**WHAT YOU NEED TO DO:**
Count all lines holding "name" in the data below and say the number, nothing more.

(Records drawn from a dataset)
-- -- --
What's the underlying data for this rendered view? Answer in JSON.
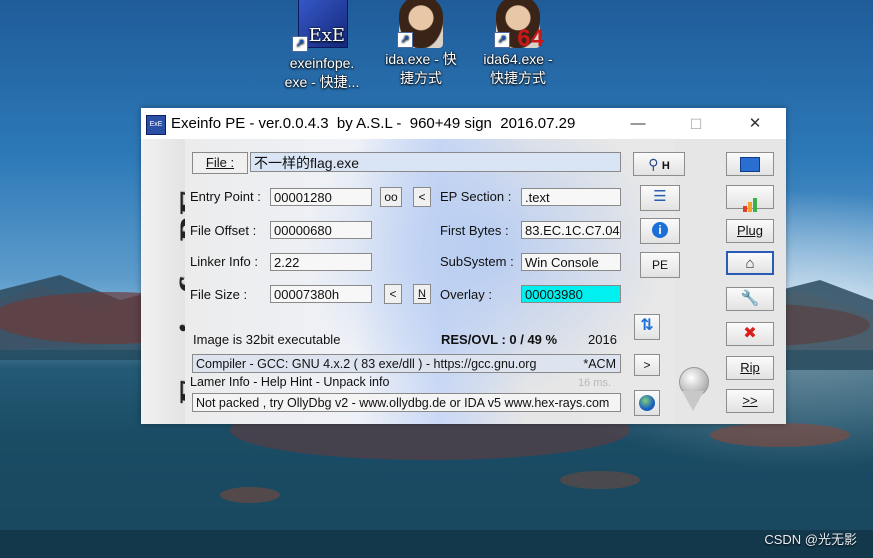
{
  "desktop": {
    "icons": [
      {
        "line1": "exeinfope.",
        "line2": "exe - 快捷...",
        "badge": "ExE"
      },
      {
        "line1": "ida.exe - 快",
        "line2": "捷方式",
        "badge": ""
      },
      {
        "line1": "ida64.exe -",
        "line2": "快捷方式",
        "badge": "64"
      }
    ],
    "watermark": "CSDN @光无影"
  },
  "window": {
    "title": "Exeinfo PE - ver.0.0.4.3  by A.S.L -  960+49 sign  2016.07.29",
    "controls": {
      "minimize": "—",
      "maximize": "☐",
      "close": "✕"
    },
    "app_icon_text": "ExE"
  },
  "logo": "Exeinfo PE",
  "file": {
    "button": "File :",
    "value": "不一样的flag.exe"
  },
  "left": {
    "entry_point": {
      "label": "Entry Point :",
      "value": "00001280",
      "btn_oo": "oo",
      "btn_lt": "<"
    },
    "file_offset": {
      "label": "File Offset :",
      "value": "00000680"
    },
    "linker_info": {
      "label": "Linker Info :",
      "value": "2.22"
    },
    "file_size": {
      "label": "File Size :",
      "value": "00007380h",
      "btn_lt": "<",
      "btn_n": "N"
    }
  },
  "right": {
    "ep_section": {
      "label": "EP Section :",
      "value": ".text"
    },
    "first_bytes": {
      "label": "First Bytes :",
      "value": "83.EC.1C.C7.04"
    },
    "subsystem": {
      "label": "SubSystem :",
      "value": "Win Console"
    },
    "overlay": {
      "label": "Overlay :",
      "value": "00003980"
    }
  },
  "status": {
    "image": "Image is 32bit executable",
    "res_ovl": "RES/OVL : 0 / 49 %",
    "year": "2016"
  },
  "compiler": {
    "text": "Compiler - GCC: GNU 4.x.2 ( 83 exe/dll ) - https://gcc.gnu.org",
    "tag": "*ACM"
  },
  "lamer": {
    "text": "Lamer Info - Help Hint - Unpack info",
    "time": "16 ms."
  },
  "packed": {
    "text": "Not packed , try OllyDbg v2 - www.ollydbg.de or IDA v5 www.hex-rays.com"
  },
  "middle_buttons": {
    "search_h": "H",
    "pe": "PE",
    "arrow": ">"
  },
  "right_buttons": {
    "plug": "Plug",
    "rip": "Rip",
    "next": ">>"
  },
  "colors": {
    "overlay_bg": "#00f0f0",
    "file_field_bg": "#d9e4f5"
  }
}
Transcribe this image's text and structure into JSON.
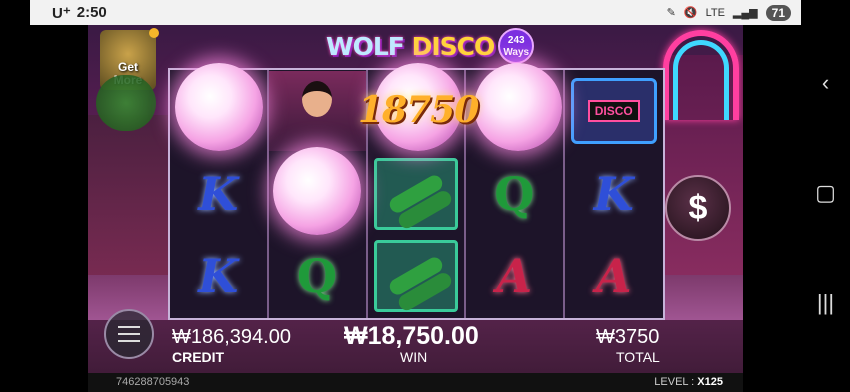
{
  "status_bar": {
    "carrier": "U⁺",
    "time": "2:50",
    "network": "LTE",
    "battery": "71"
  },
  "game": {
    "logo_title_w": "WOLF",
    "logo_title_d": "DISCO",
    "ways_number": "243",
    "ways_label": "Ways",
    "get_more_line1": "Get",
    "get_more_line2": "More",
    "win_amount_overlay": "18750",
    "reels": [
      [
        "disco-ball",
        "K",
        "K"
      ],
      [
        "woman",
        "disco-ball",
        "Q"
      ],
      [
        "disco-ball",
        "champagne",
        "champagne"
      ],
      [
        "disco-ball",
        "Q",
        "A"
      ],
      [
        "radio",
        "K",
        "A"
      ]
    ],
    "spin_symbol": "$"
  },
  "hud": {
    "credit_value": "₩186,394.00",
    "credit_label": "CREDIT",
    "win_value": "₩18,750.00",
    "win_label": "WIN",
    "total_value": "₩3750",
    "total_label": "TOTAL",
    "game_id": "746288705943",
    "level_label": "LEVEL :",
    "level_value": "X125"
  },
  "nav": {
    "back_icon": "back-icon",
    "home_icon": "home-icon",
    "recents_icon": "recents-icon"
  }
}
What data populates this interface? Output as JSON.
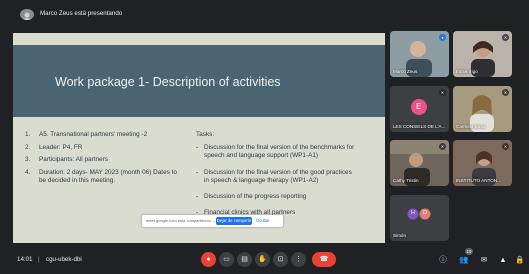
{
  "topbar": {
    "presenter_text": "Marco Zeus está presentando"
  },
  "slide": {
    "title": "Work package 1- Description of activities",
    "items": [
      {
        "num": "1.",
        "text": "A5. Transnational partners' meeting -2"
      },
      {
        "num": "2.",
        "text": "Leader: P4, FR"
      },
      {
        "num": "3.",
        "text": "Participants: All partners"
      },
      {
        "num": "4.",
        "text": "Duration: 2 days- MAY 2023 (month 06) Dates to be decided in this meeting."
      }
    ],
    "tasks_heading": "Tasks:",
    "tasks": [
      "Discussion for the final version of the benchmarks for speech and language support (WP1-A1)",
      "Discussion for the final version of the good practices in speech & language therapy (WP1-A2)",
      "Discussion of the progress reporting",
      "Financial clinics with all partners"
    ]
  },
  "share_bar": {
    "text": "meet.google.com está compartiendo ...",
    "stop_label": "Dejar de compartir",
    "hide_label": "Ocultar"
  },
  "participants": [
    {
      "name": "Marco Zeus",
      "mic": "active",
      "color": "#7a8b92"
    },
    {
      "name": "Iratxe Irigo",
      "mic": "muted",
      "color": "#6f5d55"
    },
    {
      "name": "LES CONSEILS DE L'A...",
      "mic": "muted",
      "avatar_letter": "E",
      "color": "#ef5187"
    },
    {
      "name": "Carmela Basu",
      "mic": "muted",
      "color": "#8a7f63"
    },
    {
      "name": "Cathy Tristin",
      "mic": "muted",
      "color": "#5d5248"
    },
    {
      "name": "INSTITUTO ANTON...",
      "mic": "muted",
      "color": "#6d5b50"
    },
    {
      "name": "Simón",
      "mic": "muted",
      "avatar_letters": [
        "H",
        "D"
      ],
      "color": "#3c4043"
    }
  ],
  "bottombar": {
    "time": "14:01",
    "divider": "|",
    "meeting_code": "cgu-ubek-dbi",
    "participant_count": "10"
  },
  "icons": {
    "mic": "mic-off-icon",
    "camera": "camera-off-icon",
    "captions": "captions-icon",
    "raise_hand": "raise-hand-icon",
    "present": "present-screen-icon",
    "more": "more-options-icon",
    "end_call": "end-call-icon",
    "info": "info-icon",
    "people": "people-icon",
    "chat": "chat-icon",
    "activities": "activities-icon",
    "lock": "host-controls-icon"
  },
  "colors": {
    "accent": "#1a73e8",
    "danger": "#ea4335",
    "background": "#202124",
    "slide_header": "#4a6472"
  }
}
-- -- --
**EXERCISE RESPONSE:**
7